Nevertheless, I recommend a News Feature from 6 October in Nature by Lynne Peeples. It is a review entitled “Face masks: what the data say.” In brief, face masks do not replace strict social distancing measures; they are an alternative when such measures are not possible. Face masks probably lower the chance of an uninfected person getting the disease and of an infected person spreading the disease. Face masks possibly reduce the chance of serious outcome if a person nevertheless becomes infected by reducing the infective “viral load.” The most effective face masks are those made of two layers of material, are close fitting and are washable. The simple act of people wearing face masks may result in less risky behaviour.
Credibility is not only important in relation to data and science. Images that accompany COVID-19-related articles in the mainstream media should also be scrutinised with the truth in mind.

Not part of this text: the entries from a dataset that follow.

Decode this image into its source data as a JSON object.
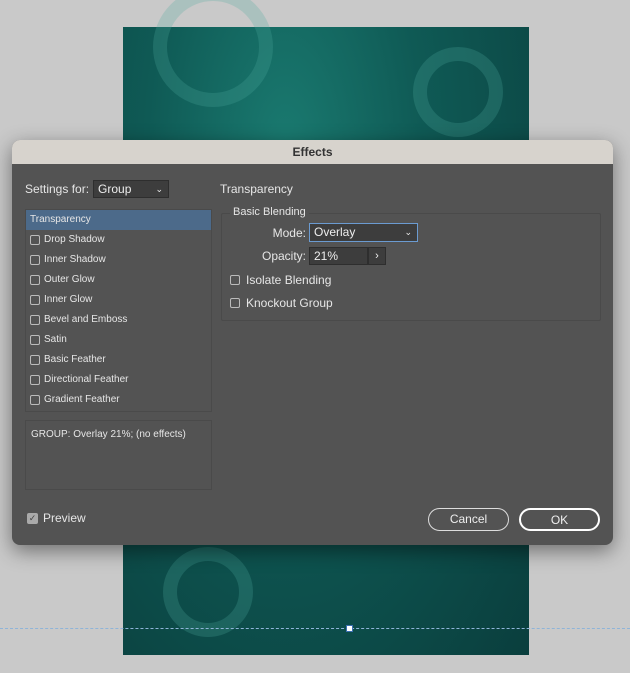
{
  "dialog": {
    "title": "Effects"
  },
  "settings_for": {
    "label": "Settings for:",
    "value": "Group"
  },
  "effects_list": [
    {
      "label": "Transparency",
      "active": true
    },
    {
      "label": "Drop Shadow",
      "checked": false
    },
    {
      "label": "Inner Shadow",
      "checked": false
    },
    {
      "label": "Outer Glow",
      "checked": false
    },
    {
      "label": "Inner Glow",
      "checked": false
    },
    {
      "label": "Bevel and Emboss",
      "checked": false
    },
    {
      "label": "Satin",
      "checked": false
    },
    {
      "label": "Basic Feather",
      "checked": false
    },
    {
      "label": "Directional Feather",
      "checked": false
    },
    {
      "label": "Gradient Feather",
      "checked": false
    }
  ],
  "description": "GROUP: Overlay 21%; (no effects)",
  "panel": {
    "title": "Transparency",
    "section": "Basic Blending",
    "mode_label": "Mode:",
    "mode_value": "Overlay",
    "opacity_label": "Opacity:",
    "opacity_value": "21%",
    "isolate_label": "Isolate Blending",
    "knockout_label": "Knockout Group"
  },
  "preview": {
    "label": "Preview",
    "checked": true
  },
  "buttons": {
    "cancel": "Cancel",
    "ok": "OK"
  },
  "colors": {
    "accent": "#4c6a8a",
    "dialog_bg": "#535353",
    "artwork": "#0f5a55"
  }
}
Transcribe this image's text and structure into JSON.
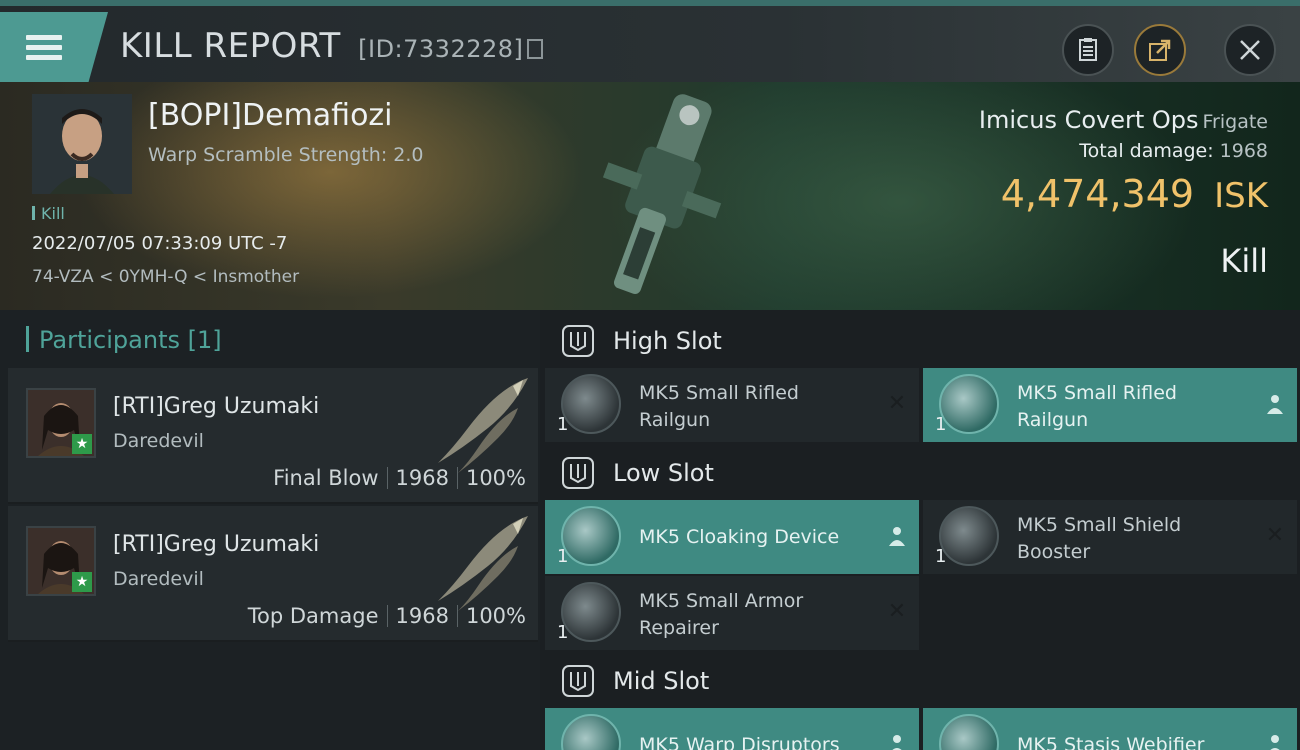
{
  "header": {
    "title": "KILL REPORT",
    "id_label": "[ID:7332228]",
    "icons": [
      "menu-icon",
      "copy-icon",
      "clipboard-icon",
      "share-icon",
      "close-icon"
    ]
  },
  "victim": {
    "name": "[BOPI]Demafiozi",
    "warp_scramble": "Warp Scramble Strength: 2.0",
    "tag": "Kill",
    "datetime": "2022/07/05 07:33:09 UTC -7",
    "location": "74-VZA < 0YMH-Q < Insmother"
  },
  "ship": {
    "name": "Imicus Covert Ops",
    "class": "Frigate",
    "damage_label": "Total damage:",
    "damage_value": "1968",
    "isk_value": "4,474,349",
    "isk_unit": "ISK",
    "result": "Kill"
  },
  "participants": {
    "title": "Participants [1]",
    "rows": [
      {
        "name": "[RTI]Greg Uzumaki",
        "ship": "Daredevil",
        "role": "Final Blow",
        "damage": "1968",
        "percent": "100%"
      },
      {
        "name": "[RTI]Greg Uzumaki",
        "ship": "Daredevil",
        "role": "Top Damage",
        "damage": "1968",
        "percent": "100%"
      }
    ]
  },
  "slots": {
    "high": {
      "label": "High Slot",
      "modules": [
        {
          "name": "MK5 Small Rifled Railgun",
          "qty": "1",
          "status": "destroyed"
        },
        {
          "name": "MK5 Small Rifled Railgun",
          "qty": "1",
          "status": "dropped"
        }
      ]
    },
    "low": {
      "label": "Low Slot",
      "modules": [
        {
          "name": "MK5 Cloaking Device",
          "qty": "1",
          "status": "dropped"
        },
        {
          "name": "MK5 Small Shield Booster",
          "qty": "1",
          "status": "destroyed"
        },
        {
          "name": "MK5 Small Armor Repairer",
          "qty": "1",
          "status": "destroyed"
        }
      ]
    },
    "mid": {
      "label": "Mid Slot",
      "modules": [
        {
          "name": "MK5 Warp Disruptors",
          "qty": "1",
          "status": "dropped"
        },
        {
          "name": "MK5 Stasis Webifier",
          "qty": "1",
          "status": "dropped"
        }
      ]
    }
  },
  "colors": {
    "accent": "#4d9a92",
    "isk": "#f0c26a",
    "teal_row": "#3f8a82"
  }
}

On day 11 of the Lockdown Diary, I had a bit of rant about false images of the coronavirus that are used to colour up news articles; they are computer-generated and bear minimal relation to an actual coronavirus. Last week, the BBC carried a concerning but credible report that the level of antibodies in people previously infected with COVID-19 may fall away rapidly so leaving them once again vulnerable to the disease. This article was covered by yet another starwarsesque image of a coronavirus (purple and fluffy this time) and – a first – surrounded by “Y shaped” antibodies on the attack. This picture does not make the science more accessible or credible. It simply draws the reader in through video game imagery. I’ve pointed out before that TV stations could get actors to deliver the experts’ scientific messages slickly and in a measured, serious voice rather than force us to listen to those umming and uhrring loveable geeks who, incidentally, know what they’re talking about. It’s about the integrity of the message.
In other major news from recent days, President Recep Tayyib Erdogan of Turkey is outraged by insults levelled against him in France. Above, I expressed surprise that The Spectator should carry a serious article about COVID-19 mortality. The link here is that, in 2016, The Spectator, astonishingly, ran a competition for who could write the most offensive poem about President Erdogan and obviously published the winner’s entry. The thing is that the winner was none other than the former editor of same rag, former Mayor of London, Member of Parliament for Uxbridge and South Ruislip, former Foreign Secretary, current Prime Minister of the United Kingdom and COVID-19 survivor, the Right Blondable, Boris Johnson. Quite the diplomat! I will leave you with his victorious limerick. I know…. I said be cautious about what you believe but this one is true.